In the scenario above, I chose to put the toddler in her crib and let her cry herself to sleep while I finished preparing dinner. I instructed my oldest to stop crying, complete his homework after dinner; which would be a better time for me to assist him with any questions he had.
Other parents may have chosen a different course of action. Some parents could not stand to hear the screaming while they prepare dinner. That’s okay! What is perfect for one family, may not work for another family. Each parent must decide what is best. How do I know what the best course is for my family? In the previous example, I used my gut. Don’t underestimate you gut. From my experience, it rarely lets you down.
There are many tools available to assist parents with making some tough decisions. I personally do a lot of research, I also speak with other parents who have has similar situations, communicate with your spouse regarding decisions, there are books, magazines, blogs etc. to assist with many topics of parenting. Use the tools available to you wisely. After making an informed decision implement it and see if it works. If adjustments are necessary along the way make them. Don’t be afraid if you don’t make the best decision the first time around. Trial and error will need to take place.
Ask for help when you need it
There is an old African proverb that says “it takes a village to raise a child” A mother may have many responsibilities such as working 8-12 hours per day, cooking, cleaning, training, disciplining, engaging in regular exercise, and the list can go on.
If you need help, ask for it. Sometimes we as women think; “if I ask for help, then people may think I am not capable of handling my responsibilities”. Well every parent needs help at some point in parenthood. If you need a sitter to watch your children while you take care of some items, do not feel guilty. If you have a spouse or significant other delegate some responsibilities to them. If you need some “me time” ask for it.
Quality Time For Yourself Is Important
Taking out time for yourself is of the upmost importance. You will be surprised how many women have lost their sense of identity due to not caring for themselves. Some of them may be reading this post right now. I almost lost myself at one point. You may ask yourself how can I find the time when I have so much going on? Make it a priority. Put a reminder on your schedule, make the appointment with a friend that will hold you accountable to follow through. Please do yourself a great need and service by doing something for yourself at least once week. Some suggestions are:
- Treat yourself to a spa; get a massage, or facial
- Have a girl’s night out, to connect with friends
- My favorite: Sleep! Honestly, I am so sleep deprived it is a treat for me. Go to a hotel for a weekend and just sleep in. No kids, no significant other and just relax
- Treat yourself to a Mani and Pedi
- Get your hair professional styled. Honestly the massaging of the head, while getting your hair washed is heavenly to me.
- Take a vacation alone or with friends
- Read a book
- Do something that brings you inner peace or joy

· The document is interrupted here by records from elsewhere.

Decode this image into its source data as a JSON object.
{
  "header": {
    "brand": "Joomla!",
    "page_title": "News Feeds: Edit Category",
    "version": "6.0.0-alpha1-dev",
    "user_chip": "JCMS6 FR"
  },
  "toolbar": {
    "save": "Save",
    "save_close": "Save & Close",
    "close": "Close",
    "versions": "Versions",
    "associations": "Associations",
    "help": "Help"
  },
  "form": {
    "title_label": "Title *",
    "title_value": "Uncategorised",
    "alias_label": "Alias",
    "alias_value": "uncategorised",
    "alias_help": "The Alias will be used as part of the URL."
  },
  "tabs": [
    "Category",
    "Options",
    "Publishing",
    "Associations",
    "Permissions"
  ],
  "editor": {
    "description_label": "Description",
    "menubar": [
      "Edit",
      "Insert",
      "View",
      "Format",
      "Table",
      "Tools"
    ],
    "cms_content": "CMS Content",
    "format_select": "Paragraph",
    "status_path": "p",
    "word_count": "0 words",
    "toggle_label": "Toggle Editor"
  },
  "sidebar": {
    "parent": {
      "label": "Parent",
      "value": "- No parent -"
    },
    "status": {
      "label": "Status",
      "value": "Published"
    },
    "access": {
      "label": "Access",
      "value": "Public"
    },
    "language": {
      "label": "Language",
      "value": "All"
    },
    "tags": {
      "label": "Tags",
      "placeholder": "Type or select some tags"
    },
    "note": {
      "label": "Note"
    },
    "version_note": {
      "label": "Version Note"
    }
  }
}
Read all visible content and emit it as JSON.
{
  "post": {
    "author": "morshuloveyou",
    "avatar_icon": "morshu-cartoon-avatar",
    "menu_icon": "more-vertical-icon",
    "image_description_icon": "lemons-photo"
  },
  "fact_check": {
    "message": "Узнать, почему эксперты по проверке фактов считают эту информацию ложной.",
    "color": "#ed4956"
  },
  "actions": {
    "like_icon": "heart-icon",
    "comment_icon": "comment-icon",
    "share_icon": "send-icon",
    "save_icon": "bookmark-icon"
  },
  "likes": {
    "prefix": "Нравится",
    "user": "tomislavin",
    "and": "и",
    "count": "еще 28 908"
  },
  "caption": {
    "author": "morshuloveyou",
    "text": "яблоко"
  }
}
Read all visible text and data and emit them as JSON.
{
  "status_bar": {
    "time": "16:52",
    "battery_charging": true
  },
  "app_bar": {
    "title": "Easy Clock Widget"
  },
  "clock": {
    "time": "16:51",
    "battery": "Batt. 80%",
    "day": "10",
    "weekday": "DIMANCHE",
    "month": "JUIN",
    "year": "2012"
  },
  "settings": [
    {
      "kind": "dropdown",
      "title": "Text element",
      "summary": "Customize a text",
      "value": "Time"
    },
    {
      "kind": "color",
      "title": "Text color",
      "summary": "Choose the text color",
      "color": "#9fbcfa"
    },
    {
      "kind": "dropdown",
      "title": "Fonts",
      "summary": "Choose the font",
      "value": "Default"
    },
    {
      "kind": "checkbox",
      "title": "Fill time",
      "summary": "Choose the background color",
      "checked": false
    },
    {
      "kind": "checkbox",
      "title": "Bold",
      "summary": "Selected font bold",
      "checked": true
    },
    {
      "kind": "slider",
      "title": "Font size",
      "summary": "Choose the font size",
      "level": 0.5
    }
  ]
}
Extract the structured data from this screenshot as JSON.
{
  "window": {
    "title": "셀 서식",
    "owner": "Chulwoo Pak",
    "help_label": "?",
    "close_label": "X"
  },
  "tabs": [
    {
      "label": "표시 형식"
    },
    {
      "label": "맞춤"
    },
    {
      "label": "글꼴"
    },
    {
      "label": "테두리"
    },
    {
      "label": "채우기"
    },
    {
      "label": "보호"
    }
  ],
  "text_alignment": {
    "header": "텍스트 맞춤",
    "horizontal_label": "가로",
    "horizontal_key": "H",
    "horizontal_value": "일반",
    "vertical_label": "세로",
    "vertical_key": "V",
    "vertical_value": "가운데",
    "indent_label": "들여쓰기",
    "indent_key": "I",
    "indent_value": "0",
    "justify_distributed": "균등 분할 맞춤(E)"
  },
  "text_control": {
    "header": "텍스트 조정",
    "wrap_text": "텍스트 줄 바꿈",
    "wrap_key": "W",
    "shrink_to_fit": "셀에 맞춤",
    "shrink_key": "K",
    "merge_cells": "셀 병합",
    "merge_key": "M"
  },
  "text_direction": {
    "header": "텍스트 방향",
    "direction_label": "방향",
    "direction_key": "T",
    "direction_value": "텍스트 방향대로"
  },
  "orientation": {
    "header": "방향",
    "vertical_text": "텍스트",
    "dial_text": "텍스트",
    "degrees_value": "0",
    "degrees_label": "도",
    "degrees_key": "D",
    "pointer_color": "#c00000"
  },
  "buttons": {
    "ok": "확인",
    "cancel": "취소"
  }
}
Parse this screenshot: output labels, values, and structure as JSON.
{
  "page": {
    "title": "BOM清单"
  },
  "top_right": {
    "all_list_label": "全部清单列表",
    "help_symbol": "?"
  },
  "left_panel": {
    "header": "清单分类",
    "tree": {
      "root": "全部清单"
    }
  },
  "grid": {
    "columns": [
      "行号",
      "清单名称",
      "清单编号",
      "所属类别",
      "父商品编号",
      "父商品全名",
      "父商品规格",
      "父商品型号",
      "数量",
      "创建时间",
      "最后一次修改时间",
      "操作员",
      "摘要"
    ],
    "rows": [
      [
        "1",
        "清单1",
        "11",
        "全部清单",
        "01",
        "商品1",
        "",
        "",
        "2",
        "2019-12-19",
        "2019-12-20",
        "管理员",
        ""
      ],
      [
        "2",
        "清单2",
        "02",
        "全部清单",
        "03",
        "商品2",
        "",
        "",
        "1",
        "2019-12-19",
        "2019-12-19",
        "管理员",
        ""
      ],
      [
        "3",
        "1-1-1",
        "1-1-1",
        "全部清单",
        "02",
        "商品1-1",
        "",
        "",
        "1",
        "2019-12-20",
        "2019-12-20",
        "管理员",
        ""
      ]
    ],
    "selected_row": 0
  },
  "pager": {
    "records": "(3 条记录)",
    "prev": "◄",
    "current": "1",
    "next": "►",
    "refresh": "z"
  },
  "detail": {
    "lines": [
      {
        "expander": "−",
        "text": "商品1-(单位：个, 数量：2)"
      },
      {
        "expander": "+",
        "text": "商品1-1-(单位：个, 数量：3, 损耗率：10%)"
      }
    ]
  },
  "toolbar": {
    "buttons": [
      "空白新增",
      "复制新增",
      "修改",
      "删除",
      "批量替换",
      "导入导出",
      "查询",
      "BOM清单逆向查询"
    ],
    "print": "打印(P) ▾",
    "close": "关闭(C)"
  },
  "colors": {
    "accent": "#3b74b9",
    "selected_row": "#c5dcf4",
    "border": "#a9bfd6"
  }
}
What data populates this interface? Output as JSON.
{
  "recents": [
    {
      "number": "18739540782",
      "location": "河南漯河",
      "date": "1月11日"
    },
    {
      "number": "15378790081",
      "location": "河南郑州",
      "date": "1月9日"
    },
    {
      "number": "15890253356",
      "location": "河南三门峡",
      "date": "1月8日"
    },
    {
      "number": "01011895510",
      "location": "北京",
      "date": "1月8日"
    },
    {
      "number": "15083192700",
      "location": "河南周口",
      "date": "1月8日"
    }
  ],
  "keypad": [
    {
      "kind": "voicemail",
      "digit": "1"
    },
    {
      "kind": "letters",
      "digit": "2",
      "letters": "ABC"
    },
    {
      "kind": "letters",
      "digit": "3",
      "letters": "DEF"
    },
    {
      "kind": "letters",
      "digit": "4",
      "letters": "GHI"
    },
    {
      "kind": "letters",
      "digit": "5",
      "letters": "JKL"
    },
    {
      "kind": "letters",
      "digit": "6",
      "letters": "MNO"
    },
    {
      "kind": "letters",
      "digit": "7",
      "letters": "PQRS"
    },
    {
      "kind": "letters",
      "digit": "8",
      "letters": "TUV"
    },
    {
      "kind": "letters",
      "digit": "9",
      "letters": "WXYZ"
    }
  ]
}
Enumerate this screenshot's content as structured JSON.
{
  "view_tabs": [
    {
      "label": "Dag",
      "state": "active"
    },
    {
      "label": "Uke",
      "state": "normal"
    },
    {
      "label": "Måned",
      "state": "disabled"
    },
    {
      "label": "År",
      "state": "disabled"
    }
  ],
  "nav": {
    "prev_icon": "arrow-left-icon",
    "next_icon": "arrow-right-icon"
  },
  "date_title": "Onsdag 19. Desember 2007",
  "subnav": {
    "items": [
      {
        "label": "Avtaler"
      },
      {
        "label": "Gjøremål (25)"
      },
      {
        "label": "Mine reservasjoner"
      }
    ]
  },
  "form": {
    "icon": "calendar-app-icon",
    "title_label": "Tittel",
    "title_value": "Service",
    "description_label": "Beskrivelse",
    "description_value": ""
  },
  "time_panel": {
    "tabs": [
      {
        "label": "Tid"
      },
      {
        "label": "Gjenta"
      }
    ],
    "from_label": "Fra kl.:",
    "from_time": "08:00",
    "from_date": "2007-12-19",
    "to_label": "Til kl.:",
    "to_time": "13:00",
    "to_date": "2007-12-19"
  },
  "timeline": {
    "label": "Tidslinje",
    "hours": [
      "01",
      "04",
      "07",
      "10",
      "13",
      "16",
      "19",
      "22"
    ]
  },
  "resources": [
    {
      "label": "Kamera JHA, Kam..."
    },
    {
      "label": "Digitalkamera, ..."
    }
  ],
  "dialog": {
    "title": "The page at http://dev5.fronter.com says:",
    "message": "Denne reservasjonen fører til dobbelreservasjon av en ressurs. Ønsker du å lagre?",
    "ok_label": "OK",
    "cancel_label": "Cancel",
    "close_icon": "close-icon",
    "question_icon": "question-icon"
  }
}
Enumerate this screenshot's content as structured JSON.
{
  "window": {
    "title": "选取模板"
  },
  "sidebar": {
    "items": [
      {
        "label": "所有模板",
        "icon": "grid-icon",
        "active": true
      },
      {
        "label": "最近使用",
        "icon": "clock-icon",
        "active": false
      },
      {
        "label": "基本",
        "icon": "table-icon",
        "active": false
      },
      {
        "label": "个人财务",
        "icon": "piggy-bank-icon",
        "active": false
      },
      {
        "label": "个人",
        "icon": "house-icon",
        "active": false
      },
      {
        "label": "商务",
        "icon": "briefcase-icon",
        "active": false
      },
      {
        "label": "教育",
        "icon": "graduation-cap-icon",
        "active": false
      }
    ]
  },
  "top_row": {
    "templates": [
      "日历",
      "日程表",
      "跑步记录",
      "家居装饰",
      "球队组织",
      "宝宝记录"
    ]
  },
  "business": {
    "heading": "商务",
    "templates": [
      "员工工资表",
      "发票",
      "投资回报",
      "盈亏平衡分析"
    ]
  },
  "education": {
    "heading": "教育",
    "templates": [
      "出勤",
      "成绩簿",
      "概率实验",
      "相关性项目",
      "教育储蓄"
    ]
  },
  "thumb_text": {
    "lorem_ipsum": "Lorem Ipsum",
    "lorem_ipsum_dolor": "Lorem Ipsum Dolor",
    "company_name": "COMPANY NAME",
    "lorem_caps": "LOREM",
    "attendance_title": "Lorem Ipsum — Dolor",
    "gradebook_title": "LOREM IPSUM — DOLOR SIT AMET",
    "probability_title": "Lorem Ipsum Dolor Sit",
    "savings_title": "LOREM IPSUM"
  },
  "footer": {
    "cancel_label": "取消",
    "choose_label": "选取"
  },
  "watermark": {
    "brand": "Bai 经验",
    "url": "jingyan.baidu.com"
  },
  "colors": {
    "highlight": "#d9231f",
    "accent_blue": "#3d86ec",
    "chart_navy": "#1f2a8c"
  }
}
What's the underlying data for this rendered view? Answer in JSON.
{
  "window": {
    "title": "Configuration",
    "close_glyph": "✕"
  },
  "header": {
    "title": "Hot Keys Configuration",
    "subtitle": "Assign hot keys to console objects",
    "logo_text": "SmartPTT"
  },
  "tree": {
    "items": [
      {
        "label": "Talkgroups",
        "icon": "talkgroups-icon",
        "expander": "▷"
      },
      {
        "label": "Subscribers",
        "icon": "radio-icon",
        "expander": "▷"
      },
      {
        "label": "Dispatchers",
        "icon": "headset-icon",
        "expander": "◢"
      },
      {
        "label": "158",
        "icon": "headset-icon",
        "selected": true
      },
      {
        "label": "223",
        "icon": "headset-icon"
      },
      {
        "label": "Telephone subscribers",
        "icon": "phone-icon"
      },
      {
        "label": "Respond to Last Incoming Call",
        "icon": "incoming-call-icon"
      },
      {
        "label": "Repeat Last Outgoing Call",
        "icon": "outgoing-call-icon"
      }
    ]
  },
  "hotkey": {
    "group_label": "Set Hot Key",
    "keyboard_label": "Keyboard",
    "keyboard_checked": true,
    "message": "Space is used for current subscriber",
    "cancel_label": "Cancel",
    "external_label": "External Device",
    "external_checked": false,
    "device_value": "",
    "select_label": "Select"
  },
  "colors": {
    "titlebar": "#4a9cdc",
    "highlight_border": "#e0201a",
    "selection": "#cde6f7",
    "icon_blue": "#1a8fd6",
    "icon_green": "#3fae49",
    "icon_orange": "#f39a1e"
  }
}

Many women have feelings of being swamped with the day to day responsibilities of life. The key is how to handle these feelings when they arise. Remember to take a breath, listen to your inner voice, tackle each barrier one at a time, as this too shall pass.
Written by: Rochella Neely
an “open book”